**Work item:**
Nothing in the records below should be altered when they are retyped.

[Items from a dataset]
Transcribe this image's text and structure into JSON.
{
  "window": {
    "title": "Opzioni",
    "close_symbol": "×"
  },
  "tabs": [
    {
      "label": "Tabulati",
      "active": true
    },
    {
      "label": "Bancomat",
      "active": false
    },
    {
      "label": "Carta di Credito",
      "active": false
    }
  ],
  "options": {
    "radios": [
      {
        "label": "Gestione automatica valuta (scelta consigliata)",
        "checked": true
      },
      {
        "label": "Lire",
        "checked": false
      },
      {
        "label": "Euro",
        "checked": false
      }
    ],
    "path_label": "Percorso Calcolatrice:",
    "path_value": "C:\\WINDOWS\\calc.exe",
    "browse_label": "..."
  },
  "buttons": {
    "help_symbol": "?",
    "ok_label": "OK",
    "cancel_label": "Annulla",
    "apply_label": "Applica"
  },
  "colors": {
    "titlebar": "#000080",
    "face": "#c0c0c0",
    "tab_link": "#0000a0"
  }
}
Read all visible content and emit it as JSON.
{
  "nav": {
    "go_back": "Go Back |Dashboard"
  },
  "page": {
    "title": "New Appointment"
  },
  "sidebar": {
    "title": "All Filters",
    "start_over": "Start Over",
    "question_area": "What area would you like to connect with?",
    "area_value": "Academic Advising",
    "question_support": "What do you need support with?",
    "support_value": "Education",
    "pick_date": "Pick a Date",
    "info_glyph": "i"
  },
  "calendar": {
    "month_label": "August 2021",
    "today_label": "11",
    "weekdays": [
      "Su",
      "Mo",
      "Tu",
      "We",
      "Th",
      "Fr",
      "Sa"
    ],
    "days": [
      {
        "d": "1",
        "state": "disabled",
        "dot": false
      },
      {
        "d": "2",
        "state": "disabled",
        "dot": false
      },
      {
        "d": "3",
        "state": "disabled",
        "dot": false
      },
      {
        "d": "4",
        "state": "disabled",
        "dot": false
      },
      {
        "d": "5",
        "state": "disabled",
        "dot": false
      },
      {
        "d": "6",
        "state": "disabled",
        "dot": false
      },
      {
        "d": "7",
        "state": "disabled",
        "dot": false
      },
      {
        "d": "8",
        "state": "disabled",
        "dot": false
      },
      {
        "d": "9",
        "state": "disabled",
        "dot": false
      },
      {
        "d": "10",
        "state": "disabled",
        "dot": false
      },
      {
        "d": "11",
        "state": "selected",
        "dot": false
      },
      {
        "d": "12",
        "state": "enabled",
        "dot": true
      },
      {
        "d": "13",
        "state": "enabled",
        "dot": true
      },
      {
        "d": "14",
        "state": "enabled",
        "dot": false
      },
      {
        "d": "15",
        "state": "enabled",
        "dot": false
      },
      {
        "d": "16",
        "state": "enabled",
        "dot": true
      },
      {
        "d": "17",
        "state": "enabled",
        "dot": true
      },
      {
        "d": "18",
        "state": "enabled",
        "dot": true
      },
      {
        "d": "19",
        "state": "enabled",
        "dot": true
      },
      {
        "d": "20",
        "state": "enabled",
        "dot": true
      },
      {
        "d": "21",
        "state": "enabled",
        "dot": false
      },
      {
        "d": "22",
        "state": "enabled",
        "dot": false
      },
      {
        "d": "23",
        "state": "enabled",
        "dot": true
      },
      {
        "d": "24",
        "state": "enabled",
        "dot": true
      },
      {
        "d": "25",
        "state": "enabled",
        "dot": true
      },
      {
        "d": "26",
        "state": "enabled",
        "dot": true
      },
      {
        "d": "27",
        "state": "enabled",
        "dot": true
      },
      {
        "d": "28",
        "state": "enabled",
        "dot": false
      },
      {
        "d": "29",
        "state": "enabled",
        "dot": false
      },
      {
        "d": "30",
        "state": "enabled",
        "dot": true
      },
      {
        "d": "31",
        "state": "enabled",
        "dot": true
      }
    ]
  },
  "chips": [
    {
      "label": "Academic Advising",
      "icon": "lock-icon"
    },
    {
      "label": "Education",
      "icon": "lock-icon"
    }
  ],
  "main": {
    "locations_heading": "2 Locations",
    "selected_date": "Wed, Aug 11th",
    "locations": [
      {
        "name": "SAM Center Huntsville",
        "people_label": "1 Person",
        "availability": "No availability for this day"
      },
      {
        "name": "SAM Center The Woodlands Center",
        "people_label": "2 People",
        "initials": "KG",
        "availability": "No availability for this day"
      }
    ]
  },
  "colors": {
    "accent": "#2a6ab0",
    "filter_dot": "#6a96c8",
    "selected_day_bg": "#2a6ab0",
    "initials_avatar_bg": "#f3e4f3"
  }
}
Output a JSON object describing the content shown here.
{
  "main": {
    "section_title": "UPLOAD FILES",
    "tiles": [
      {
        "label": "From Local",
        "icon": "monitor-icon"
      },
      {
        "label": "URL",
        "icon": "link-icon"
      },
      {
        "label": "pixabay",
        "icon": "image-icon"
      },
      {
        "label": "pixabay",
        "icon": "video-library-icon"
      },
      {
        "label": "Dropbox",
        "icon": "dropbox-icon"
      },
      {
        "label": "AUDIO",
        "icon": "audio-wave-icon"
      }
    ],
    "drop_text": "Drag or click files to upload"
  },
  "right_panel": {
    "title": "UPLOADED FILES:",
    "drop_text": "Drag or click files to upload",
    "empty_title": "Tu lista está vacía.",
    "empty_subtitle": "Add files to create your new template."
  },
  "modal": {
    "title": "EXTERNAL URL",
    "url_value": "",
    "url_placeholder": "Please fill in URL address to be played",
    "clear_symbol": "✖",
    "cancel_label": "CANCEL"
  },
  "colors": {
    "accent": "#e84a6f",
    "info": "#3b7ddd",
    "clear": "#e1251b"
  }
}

**Solution to this exercise:**
Transcribe this image's text and structure into JSON.
{
  "window": {
    "title": "Opzioni",
    "close_symbol": "×"
  },
  "tabs": [
    {
      "label": "Tabulati",
      "active": true
    },
    {
      "label": "Bancomat",
      "active": false
    },
    {
      "label": "Carta di Credito",
      "active": false
    }
  ],
  "options": {
    "radios": [
      {
        "label": "Gestione automatica valuta (scelta consigliata)",
        "checked": true
      },
      {
        "label": "Lire",
        "checked": false
      },
      {
        "label": "Euro",
        "checked": false
      }
    ],
    "path_label": "Percorso Calcolatrice:",
    "path_value": "C:\\WINDOWS\\calc.exe",
    "browse_label": "..."
  },
  "buttons": {
    "help_symbol": "?",
    "ok_label": "OK",
    "cancel_label": "Annulla",
    "apply_label": "Applica"
  },
  "colors": {
    "titlebar": "#000080",
    "face": "#c0c0c0",
    "tab_link": "#0000a0"
  }
}
Read all visible content and emit it as JSON.
{
  "nav": {
    "go_back": "Go Back |Dashboard"
  },
  "page": {
    "title": "New Appointment"
  },
  "sidebar": {
    "title": "All Filters",
    "start_over": "Start Over",
    "question_area": "What area would you like to connect with?",
    "area_value": "Academic Advising",
    "question_support": "What do you need support with?",
    "support_value": "Education",
    "pick_date": "Pick a Date",
    "info_glyph": "i"
  },
  "calendar": {
    "month_label": "August 2021",
    "today_label": "11",
    "weekdays": [
      "Su",
      "Mo",
      "Tu",
      "We",
      "Th",
      "Fr",
      "Sa"
    ],
    "days": [
      {
        "d": "1",
        "state": "disabled",
        "dot": false
      },
      {
        "d": "2",
        "state": "disabled",
        "dot": false
      },
      {
        "d": "3",
        "state": "disabled",
        "dot": false
      },
      {
        "d": "4",
        "state": "disabled",
        "dot": false
      },
      {
        "d": "5",
        "state": "disabled",
        "dot": false
      },
      {
        "d": "6",
        "state": "disabled",
        "dot": false
      },
      {
        "d": "7",
        "state": "disabled",
        "dot": false
      },
      {
        "d": "8",
        "state": "disabled",
        "dot": false
      },
      {
        "d": "9",
        "state": "disabled",
        "dot": false
      },
      {
        "d": "10",
        "state": "disabled",
        "dot": false
      },
      {
        "d": "11",
        "state": "selected",
        "dot": false
      },
      {
        "d": "12",
        "state": "enabled",
        "dot": true
      },
      {
        "d": "13",
        "state": "enabled",
        "dot": true
      },
      {
        "d": "14",
        "state": "enabled",
        "dot": false
      },
      {
        "d": "15",
        "state": "enabled",
        "dot": false
      },
      {
        "d": "16",
        "state": "enabled",
        "dot": true
      },
      {
        "d": "17",
        "state": "enabled",
        "dot": true
      },
      {
        "d": "18",
        "state": "enabled",
        "dot": true
      },
      {
        "d": "19",
        "state": "enabled",
        "dot": true
      },
      {
        "d": "20",
        "state": "enabled",
        "dot": true
      },
      {
        "d": "21",
        "state": "enabled",
        "dot": false
      },
      {
        "d": "22",
        "state": "enabled",
        "dot": false
      },
      {
        "d": "23",
        "state": "enabled",
        "dot": true
      },
      {
        "d": "24",
        "state": "enabled",
        "dot": true
      },
      {
        "d": "25",
        "state": "enabled",
        "dot": true
      },
      {
        "d": "26",
        "state": "enabled",
        "dot": true
      },
      {
        "d": "27",
        "state": "enabled",
        "dot": true
      },
      {
        "d": "28",
        "state": "enabled",
        "dot": false
      },
      {
        "d": "29",
        "state": "enabled",
        "dot": false
      },
      {
        "d": "30",
        "state": "enabled",
        "dot": true
      },
      {
        "d": "31",
        "state": "enabled",
        "dot": true
      }
    ]
  },
  "chips": [
    {
      "label": "Academic Advising",
      "icon": "lock-icon"
    },
    {
      "label": "Education",
      "icon": "lock-icon"
    }
  ],
  "main": {
    "locations_heading": "2 Locations",
    "selected_date": "Wed, Aug 11th",
    "locations": [
      {
        "name": "SAM Center Huntsville",
        "people_label": "1 Person",
        "availability": "No availability for this day"
      },
      {
        "name": "SAM Center The Woodlands Center",
        "people_label": "2 People",
        "initials": "KG",
        "availability": "No availability for this day"
      }
    ]
  },
  "colors": {
    "accent": "#2a6ab0",
    "filter_dot": "#6a96c8",
    "selected_day_bg": "#2a6ab0",
    "initials_avatar_bg": "#f3e4f3"
  }
}
Output a JSON object describing the content shown here.
{
  "main": {
    "section_title": "UPLOAD FILES",
    "tiles": [
      {
        "label": "From Local",
        "icon": "monitor-icon"
      },
      {
        "label": "URL",
        "icon": "link-icon"
      },
      {
        "label": "pixabay",
        "icon": "image-icon"
      },
      {
        "label": "pixabay",
        "icon": "video-library-icon"
      },
      {
        "label": "Dropbox",
        "icon": "dropbox-icon"
      },
      {
        "label": "AUDIO",
        "icon": "audio-wave-icon"
      }
    ],
    "drop_text": "Drag or click files to upload"
  },
  "right_panel": {
    "title": "UPLOADED FILES:",
    "drop_text": "Drag or click files to upload",
    "empty_title": "Tu lista está vacía.",
    "empty_subtitle": "Add files to create your new template."
  },
  "modal": {
    "title": "EXTERNAL URL",
    "url_value": "",
    "url_placeholder": "Please fill in URL address to be played",
    "clear_symbol": "✖",
    "cancel_label": "CANCEL"
  },
  "colors": {
    "accent": "#e84a6f",
    "info": "#3b7ddd",
    "clear": "#e1251b"
  }
}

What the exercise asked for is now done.